[00:00:16] I'm going to caution you also that there are lots of times where you're only going to use a variable for a few lines of code, and you should not just throw it into the top level of the scope. What you should do is create a scope for it.

[00:00:30] Open up a curly brace pair and create a scope just for those three lines of code to use the prefixed and the rest variable, and then don't let them exist for any other part of the function. Don't just say let, and prefix, and rest at the top of your function, open up a curly brace there.

[00:00:47] As a matter of fact, I do that anywhere, even inside of an if statement. If I have a variable that only needs to exist for a couple of lines, the way to do that is to make a block for it. And that's not a new invention of mine, by the way.

[00:00:59] We've done that for 30 years in every other programming language that's ever had block scoping. We open up curly brace pairs and we scope it to the block. All I'm saying is let's do that in JavaScript because it worked really well in other languages, yes?
>> Speaker 2: Are you making this argument purely for semantics, or is there a performance benefit to doing something like that?.

>> Kyle: It is extremely unlikely that you would ever see or be able to observe any performance difference. There are theoretical performance differences, like theoretically an offthread garbage collector could theoretically garbage collect it slightly earlier. Or theoretically it would reduce what was available to a closure. There are theoretic reasons, but in practice, you almost certainly would not see a performance difference this way.

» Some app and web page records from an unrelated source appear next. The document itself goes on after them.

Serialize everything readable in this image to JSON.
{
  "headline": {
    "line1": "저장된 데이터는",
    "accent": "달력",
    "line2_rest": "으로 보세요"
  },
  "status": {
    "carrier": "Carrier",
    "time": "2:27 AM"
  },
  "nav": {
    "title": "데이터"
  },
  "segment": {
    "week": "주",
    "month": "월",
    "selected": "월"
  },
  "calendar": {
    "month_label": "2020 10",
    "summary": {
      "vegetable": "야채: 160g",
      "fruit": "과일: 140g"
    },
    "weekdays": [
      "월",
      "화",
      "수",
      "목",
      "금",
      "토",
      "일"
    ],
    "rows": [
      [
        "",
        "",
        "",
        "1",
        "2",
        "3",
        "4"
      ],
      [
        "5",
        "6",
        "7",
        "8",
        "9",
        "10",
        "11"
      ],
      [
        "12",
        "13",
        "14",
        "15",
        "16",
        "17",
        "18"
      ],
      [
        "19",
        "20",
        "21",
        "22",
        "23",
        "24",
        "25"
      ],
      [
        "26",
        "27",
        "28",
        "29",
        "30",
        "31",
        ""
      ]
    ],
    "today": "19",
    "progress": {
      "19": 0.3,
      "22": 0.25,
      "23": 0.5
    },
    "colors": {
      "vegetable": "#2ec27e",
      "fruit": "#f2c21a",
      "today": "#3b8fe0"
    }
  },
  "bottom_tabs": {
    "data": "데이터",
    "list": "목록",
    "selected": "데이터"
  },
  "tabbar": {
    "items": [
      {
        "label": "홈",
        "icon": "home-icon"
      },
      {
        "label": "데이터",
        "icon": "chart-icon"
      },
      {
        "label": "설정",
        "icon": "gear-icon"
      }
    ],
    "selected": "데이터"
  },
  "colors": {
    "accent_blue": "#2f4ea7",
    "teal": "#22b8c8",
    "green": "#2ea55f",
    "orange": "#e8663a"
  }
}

>> Kyle: I'm simply saying that this communicates more clearly. And by the way, I intentionally did put my lets, it's not just saving space on the slides, it helps. But I intentionally do, if I'm gonna open up a block, just for the existence of a couple of variables like that, I'll put my declarations on the very same line as the opening curly brace.

[00:02:09] To make it super clear to the reader, hey, these two are created for this block, and they exist only for the purpose of the block. As opposed to, you have to go looking for whether or not there are variables in this scope. You have to go figure it out.

[00:02:24] I want it to be super obvious.
>> Kyle: I strongly recommend that you consider using more of these explicit let blocks, narrowing the scope where you are using your variables as much as is practical.